More feedback from citizens is needed, agreed those at the session. The sound of head-scratching echoed about the room as everyone pondered how to get it. If people don’t bother to show up at a public discussion session, what can be done? Several dubious schemes were proposed by one or another of the councilmembers, then rejected by the rest.
So, Dear Reader, you really should send them your thoughts. AFTER you carefully review Your Gilbert’s reportage and opinions on the issue.

– Gilbert
PS. Did you write them yet? Huh? Didya?
.

About the Author

Gilbert
Gilbert is the pseudonym of a hard-bitten, hard-drinking, long-time Takoma Park resident who maintains the granolapark blog. Gilbert and William L. Brown — Granola Park's mild-mannered chief of staff, researcher, and drink pourer — have never been seen in the same place at the same time.

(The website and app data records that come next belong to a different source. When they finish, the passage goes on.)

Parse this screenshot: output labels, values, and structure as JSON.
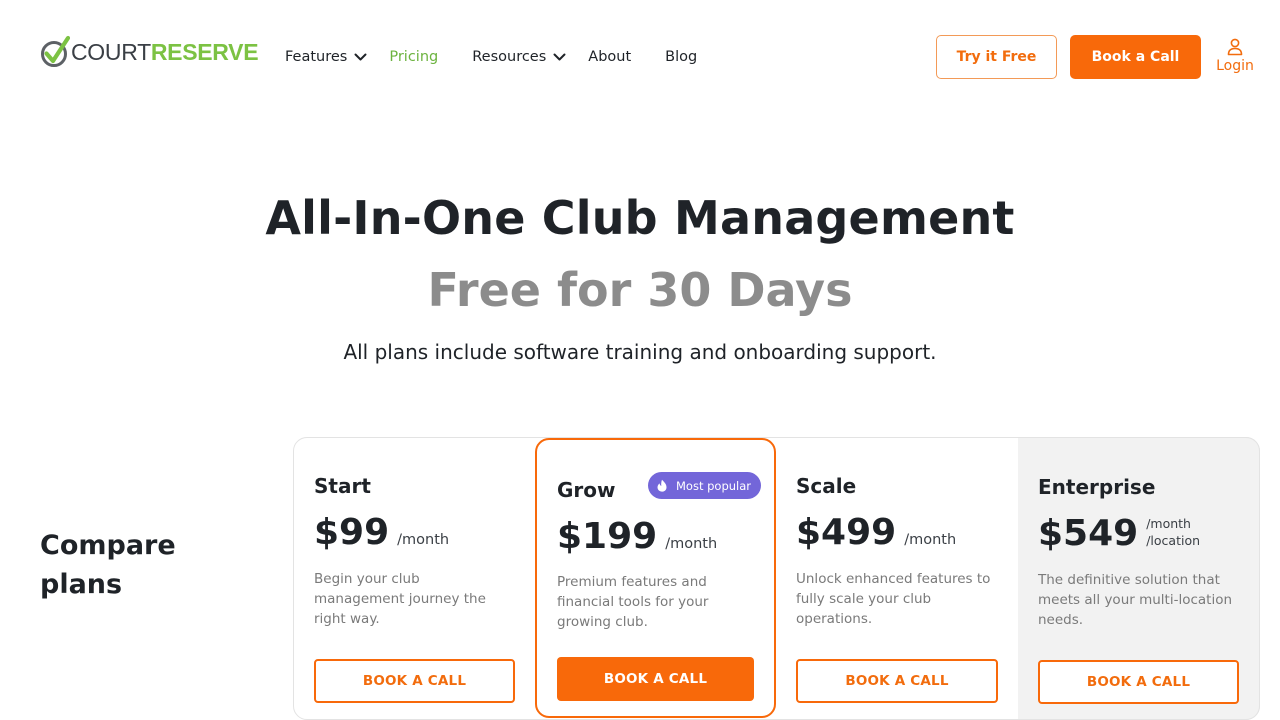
{
  "brand": {
    "name_part1": "COURT",
    "name_part2": "RESERVE",
    "logo_icon": "check-icon"
  },
  "nav": {
    "items": [
      {
        "label": "Features",
        "has_dropdown": true,
        "active": false
      },
      {
        "label": "Pricing",
        "has_dropdown": false,
        "active": true
      },
      {
        "label": "Resources",
        "has_dropdown": true,
        "active": false
      },
      {
        "label": "About",
        "has_dropdown": false,
        "active": false
      },
      {
        "label": "Blog",
        "has_dropdown": false,
        "active": false
      }
    ],
    "try_label": "Try it Free",
    "book_label": "Book a Call",
    "login_label": "Login",
    "login_icon": "user-icon"
  },
  "hero": {
    "title": "All-In-One Club Management",
    "subtitle": "Free for 30 Days",
    "note": "All plans include software training and onboarding support."
  },
  "compare": {
    "line1": "Compare",
    "line2": "plans"
  },
  "plans": [
    {
      "name": "Start",
      "price": "$99",
      "per": "/month",
      "desc": "Begin your club management journey the right way.",
      "cta": "BOOK A CALL"
    },
    {
      "name": "Grow",
      "badge": "Most popular",
      "badge_icon": "flame-icon",
      "price": "$199",
      "per": "/month",
      "desc": "Premium features and financial tools for your growing club.",
      "cta": "BOOK A CALL"
    },
    {
      "name": "Scale",
      "price": "$499",
      "per": "/month",
      "desc": "Unlock enhanced features to fully scale your club operations.",
      "cta": "BOOK A CALL"
    },
    {
      "name": "Enterprise",
      "price": "$549",
      "per": "/month",
      "per2": "/location",
      "desc": "The definitive solution that meets all your multi-location needs.",
      "cta": "BOOK A CALL"
    }
  ],
  "colors": {
    "accent": "#f8690a",
    "brand_green": "#7cc243",
    "badge": "#7366d9",
    "muted_heading": "#8c8c8c"
  }
}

5 Comments on "Stood Up"

  1. Seth Grimes | April 2, 2010 at 5:38 pm |

    The one thing I can say definitively here is that I disfavor the city’s having any part in operating a liquor store.
    Not that this applies to Takoma Park, but there may be a mechanism for brew pubs in Montgomery County, given that the question has been pursued for Hook and Ladder in Silver Spring. See, for instance, http://silverspringpenguin.com/2009/09/16/county-council-endorses-hook-and-ladder-loan/ .

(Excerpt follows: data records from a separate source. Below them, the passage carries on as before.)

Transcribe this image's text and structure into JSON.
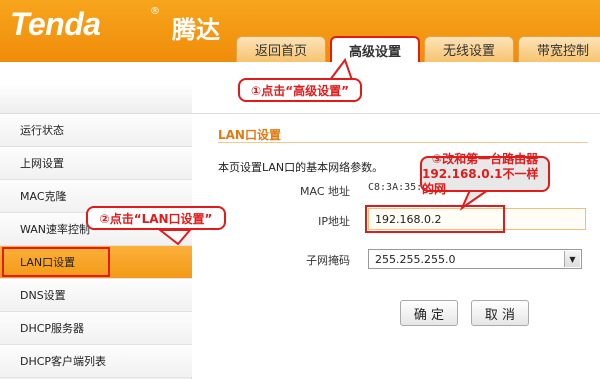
{
  "header": {
    "logo_text": "Tenda",
    "logo_cn": "腾达",
    "tabs": [
      {
        "label": "返回首页"
      },
      {
        "label": "高级设置"
      },
      {
        "label": "无线设置"
      },
      {
        "label": "带宽控制"
      }
    ]
  },
  "sidebar": {
    "items": [
      {
        "label": "运行状态"
      },
      {
        "label": "上网设置"
      },
      {
        "label": "MAC克隆"
      },
      {
        "label": "WAN速率控制"
      },
      {
        "label": "LAN口设置"
      },
      {
        "label": "DNS设置"
      },
      {
        "label": "DHCP服务器"
      },
      {
        "label": "DHCP客户端列表"
      }
    ]
  },
  "main": {
    "section_title": "LAN口设置",
    "description": "本页设置LAN口的基本网络参数。",
    "mac_label": "MAC 地址",
    "mac_value": "C8:3A:35:2",
    "ip_label": "IP地址",
    "ip_value": "192.168.0.2",
    "mask_label": "子网掩码",
    "mask_value": "255.255.255.0",
    "confirm_label": "确 定",
    "cancel_label": "取 消"
  },
  "annotations": {
    "step1": "①点击“高级设置”",
    "step2": "②点击“LAN口设置”",
    "step3_line1": "③改和第一台路由器",
    "step3_line2": "192.168.0.1不一样的网"
  },
  "colors": {
    "accent_orange": "#f39a16",
    "annotation_red": "#e21a1a",
    "title_orange": "#e07a10"
  }
}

  2. We shortened up Suzanne Ludlow’s anecdote for the sake of brevity. At one point in the past brew pubs could not brew on premises, she said. Then they were allowed to brew their own beer – but they had to ship it to the county distribution facililty and the county would ship it back to them. Finally, the county just has them pay for it instead of shipping it.
    All of these arrangements are proof to Your Gilbert that indeed the city should have no part in operating a liquor store – or even allowing one in. The system is insane, why enable it in any form?
    – Gilbert

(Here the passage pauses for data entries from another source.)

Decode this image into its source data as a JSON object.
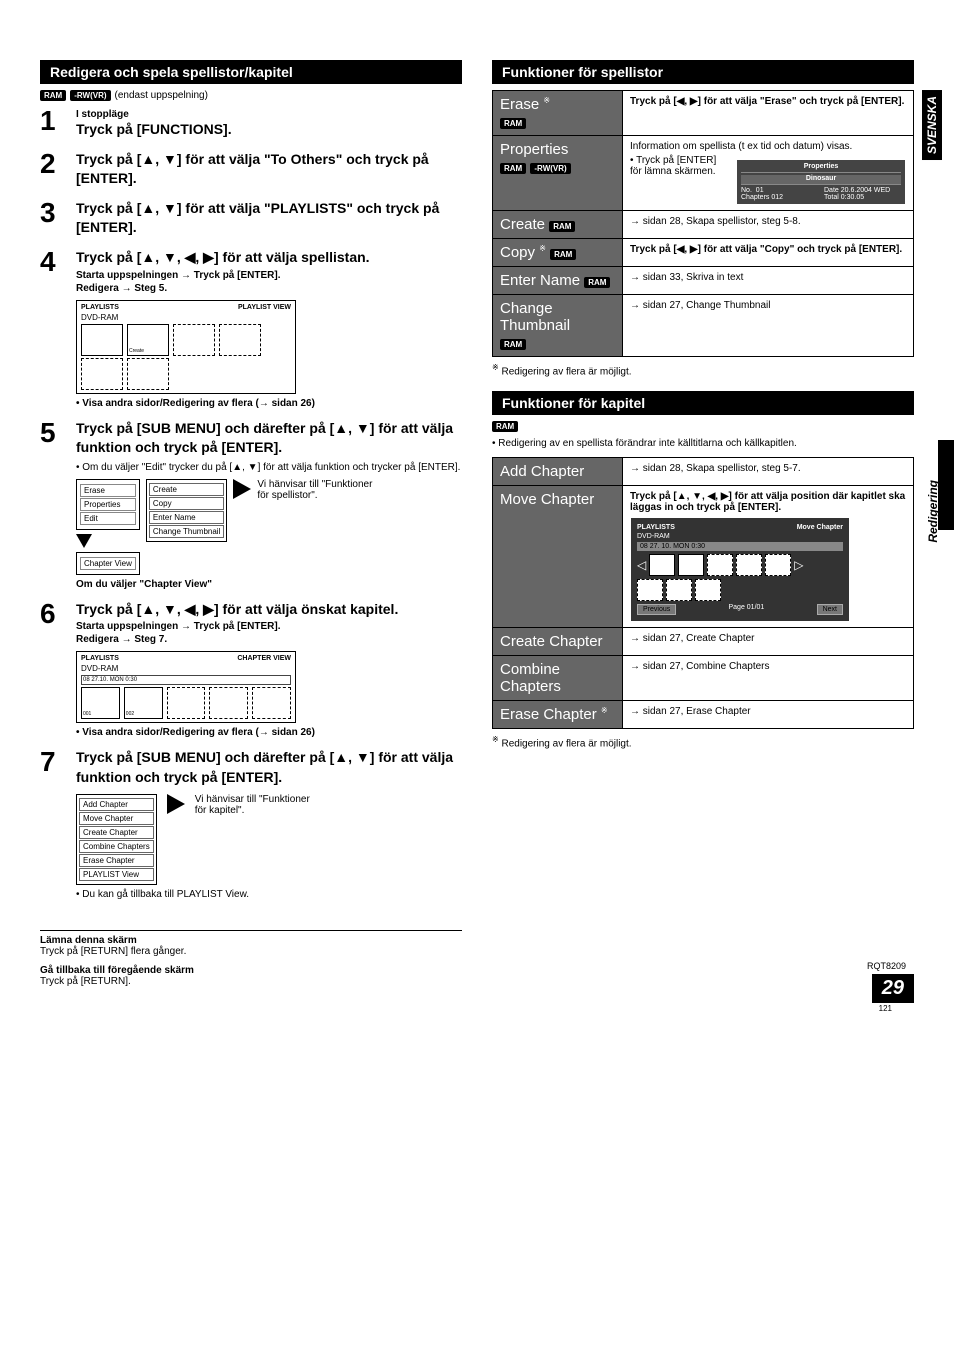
{
  "left": {
    "header": "Redigera och spela spellistor/kapitel",
    "disc_note": "(endast uppspelning)",
    "tags": {
      "ram": "RAM",
      "rwvr": "-RW(VR)"
    },
    "step1_sub": "I stoppläge",
    "step1_title": "Tryck på [FUNCTIONS].",
    "step2_title": "Tryck på [▲, ▼] för att välja \"To Others\" och tryck på [ENTER].",
    "step3_title": "Tryck på [▲, ▼] för att välja \"PLAYLISTS\" och tryck på [ENTER].",
    "step4_title": "Tryck på [▲, ▼, ◀, ▶] för att välja spellistan.",
    "step4_sub1": "Starta uppspelningen → Tryck på [ENTER].",
    "step4_sub2": "Redigera → Steg 5.",
    "step4_bullet": "Visa andra sidor/Redigering av flera (→ sidan 26)",
    "step4_fig": {
      "hdr_l": "PLAYLISTS",
      "hdr_r": "PLAYLIST VIEW",
      "disc": "DVD-RAM",
      "create": "Create"
    },
    "step5_title": "Tryck på [SUB MENU] och därefter på [▲, ▼] för att välja funktion och tryck på [ENTER].",
    "step5_bullet": "Om du väljer \"Edit\" trycker du på [▲, ▼] för att välja funktion och trycker på [ENTER].",
    "step5_left_items": [
      "Erase",
      "Properties",
      "Edit",
      "Chapter View"
    ],
    "step5_right_items": [
      "Create",
      "Copy",
      "Enter Name",
      "Change Thumbnail"
    ],
    "step5_note": "Vi hänvisar till \"Funktioner för spellistor\".",
    "step5_caption": "Om du väljer \"Chapter View\"",
    "step6_title": "Tryck på [▲, ▼, ◀, ▶] för att välja önskat kapitel.",
    "step6_sub1": "Starta uppspelningen → Tryck på [ENTER].",
    "step6_sub2": "Redigera → Steg 7.",
    "step6_fig": {
      "hdr_l": "PLAYLISTS",
      "hdr_r": "CHAPTER VIEW",
      "disc": "DVD-RAM",
      "sub": "08 27.10. MON 0:30",
      "n1": "001",
      "n2": "002"
    },
    "step6_bullet": "Visa andra sidor/Redigering av flera (→ sidan 26)",
    "step7_title": "Tryck på [SUB MENU] och därefter på [▲, ▼] för att välja funktion och tryck på [ENTER].",
    "step7_items": [
      "Add Chapter",
      "Move Chapter",
      "Create Chapter",
      "Combine Chapters",
      "Erase Chapter",
      "PLAYLIST View"
    ],
    "step7_note": "Vi hänvisar till \"Funktioner för kapitel\".",
    "step7_bullet": "Du kan gå tillbaka till PLAYLIST View.",
    "exit1_h": "Lämna denna skärm",
    "exit1_b": "Tryck på [RETURN] flera gånger.",
    "exit2_h": "Gå tillbaka till föregående skärm",
    "exit2_b": "Tryck på [RETURN]."
  },
  "right": {
    "header1": "Funktioner för spellistor",
    "erase": {
      "name": "Erase",
      "body": "Tryck på [◀, ▶] för att välja \"Erase\" och tryck på [ENTER]."
    },
    "properties": {
      "name": "Properties",
      "body1": "Information om spellista (t ex tid och datum) visas.",
      "body2": "Tryck på [ENTER] för lämna skärmen.",
      "box": {
        "title": "Properties",
        "sub": "Dinosaur",
        "no_l": "No.",
        "no_v": "01",
        "ch_l": "Chapters",
        "ch_v": "012",
        "date_l": "Date",
        "date_v": "20.6.2004 WED",
        "tot_l": "Total",
        "tot_v": "0:30.05"
      }
    },
    "create": {
      "name": "Create",
      "body": "→ sidan 28, Skapa spellistor, steg 5-8."
    },
    "copy": {
      "name": "Copy",
      "body": "Tryck på [◀, ▶] för att välja \"Copy\" och tryck på [ENTER]."
    },
    "enter_name": {
      "name": "Enter Name",
      "body": "→ sidan 33, Skriva in text"
    },
    "change_thumb": {
      "name": "Change Thumbnail",
      "body": "→ sidan 27, Change Thumbnail"
    },
    "footnote1": "Redigering av flera är möjligt.",
    "header2": "Funktioner för kapitel",
    "kap_note": "Redigering av en spellista förändrar inte källtitlarna och källkapitlen.",
    "add_chapter": {
      "name": "Add Chapter",
      "body": "→ sidan 28, Skapa spellistor, steg 5-7."
    },
    "move_chapter": {
      "name": "Move Chapter",
      "body": "Tryck på [▲, ▼, ◀, ▶] för att välja position där kapitlet ska läggas in och tryck på [ENTER].",
      "box": {
        "hdr_l": "PLAYLISTS",
        "hdr_r": "Move Chapter",
        "disc": "DVD-RAM",
        "sub": "08    27. 10. MON 0:30",
        "prev": "Previous",
        "page": "Page 01/01",
        "next": "Next"
      }
    },
    "create_chapter": {
      "name": "Create Chapter",
      "body": "→ sidan 27, Create Chapter"
    },
    "combine_chapters": {
      "name": "Combine Chapters",
      "body": "→ sidan 27, Combine Chapters"
    },
    "erase_chapter": {
      "name": "Erase Chapter",
      "body": "→ sidan 27, Erase Chapter"
    },
    "footnote2": "Redigering av flera är möjligt."
  },
  "side": {
    "svenska": "SVENSKA",
    "redigering": "Redigering"
  },
  "footer": {
    "code": "RQT8209",
    "page": "29",
    "under": "121"
  }
}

  3. Steve Davies | April 5, 2010 at 4:19 pm |

    I think it’s important to say “beer/wine” store every time the idea is mentioned. Some newcomers may not realize that Montgomery County is the only entity that can sell hard liquor (aka booze) in Montgomery County. (I believe it is the only county in the United States that has such authority.)
    I recall decades ago when the county started making its own whiskey, and people were up in arms (O the morality! The county is manufacturing alcohol!). My thought was, if they’re the only ones who can sell it, why not make it, too?
    The only problem was, it wasn’t very good. They stopped that experiment some time ago.
    But back to my point — it wouldn’t be a liquor store, it would be a beer/wine store.
    And I think the city should stay out of that business. Instead, support Jamie Raskin in his quest to allow mail delivery of all your favorite wines.

  4. Former TP resident | April 12, 2010 at 3:59 pm |

    There’s always the liquor store on New Hampshire across from the Popeyes. They’ve even got a live parrot mascot, what more could you ask for?

  5. Steve Davies | April 13, 2010 at 11:34 am |

    to former tp resident — I have been in Shop-Rite many a time and held numerous conversations with my parrot friend. His opinions on local events are more interesting and better informed than most of the humanoids I encounter.
    And the beer selection has improved under recent new ownership.

Comments are closed.